In this week’s reading club, we recommend About Public Key Pinning. This article is an example of why web security is very complicated.
What is Key Pinning about? If you have opened ssh connection, you got the message:
The authenticity of host ‘FreeBSD (10.0.0.4)’ can’t be established.
ECDSA key fingerprint is b0:79:74:0f:58:20:80:fd:c7:47:33:d6:9c:40:df:20.
Are you sure you want to continue connecting (yes/no)?
After you press yes, that message would not be shown again until the server changes its public/private key pair. With answering yes, you stored servers public key to your machine. You pinned that public key because you are sure that the FreeBSD server is safe because you trust the person who gave it access to that server.
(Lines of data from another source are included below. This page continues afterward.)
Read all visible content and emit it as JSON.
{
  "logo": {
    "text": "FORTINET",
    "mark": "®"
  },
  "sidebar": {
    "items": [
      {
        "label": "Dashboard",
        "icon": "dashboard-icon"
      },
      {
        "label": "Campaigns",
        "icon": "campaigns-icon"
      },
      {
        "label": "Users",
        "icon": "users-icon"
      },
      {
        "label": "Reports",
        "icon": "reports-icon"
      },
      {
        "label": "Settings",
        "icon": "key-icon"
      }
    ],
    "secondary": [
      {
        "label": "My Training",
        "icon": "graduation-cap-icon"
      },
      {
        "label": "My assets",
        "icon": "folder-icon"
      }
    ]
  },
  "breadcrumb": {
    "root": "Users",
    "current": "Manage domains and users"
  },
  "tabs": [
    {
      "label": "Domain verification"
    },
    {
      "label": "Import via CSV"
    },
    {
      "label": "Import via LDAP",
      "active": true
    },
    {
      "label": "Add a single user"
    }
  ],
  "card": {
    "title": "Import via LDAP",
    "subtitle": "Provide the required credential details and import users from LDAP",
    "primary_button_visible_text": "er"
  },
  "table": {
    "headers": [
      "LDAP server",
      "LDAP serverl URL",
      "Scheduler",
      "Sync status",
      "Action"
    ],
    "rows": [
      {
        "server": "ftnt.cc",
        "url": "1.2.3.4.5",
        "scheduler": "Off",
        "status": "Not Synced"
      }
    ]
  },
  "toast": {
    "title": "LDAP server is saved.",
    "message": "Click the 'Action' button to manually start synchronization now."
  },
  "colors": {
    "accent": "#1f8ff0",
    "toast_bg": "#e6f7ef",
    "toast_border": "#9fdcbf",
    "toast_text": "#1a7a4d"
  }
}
The idea is to apply key pinning to SSL public certificate. If you look at the image above, you can see that the certificate for this blog is issued by Let’s Encrypt. The problem is that any DST Root CA leaf can also grant valid blog.tentamen.eu certificate. Key pinning is a dangerous method where the client would only trust public keys of listed CA leaves listed in special header. Why is it dangerous? Because it is possible to forbid access to your site to all clients in the world.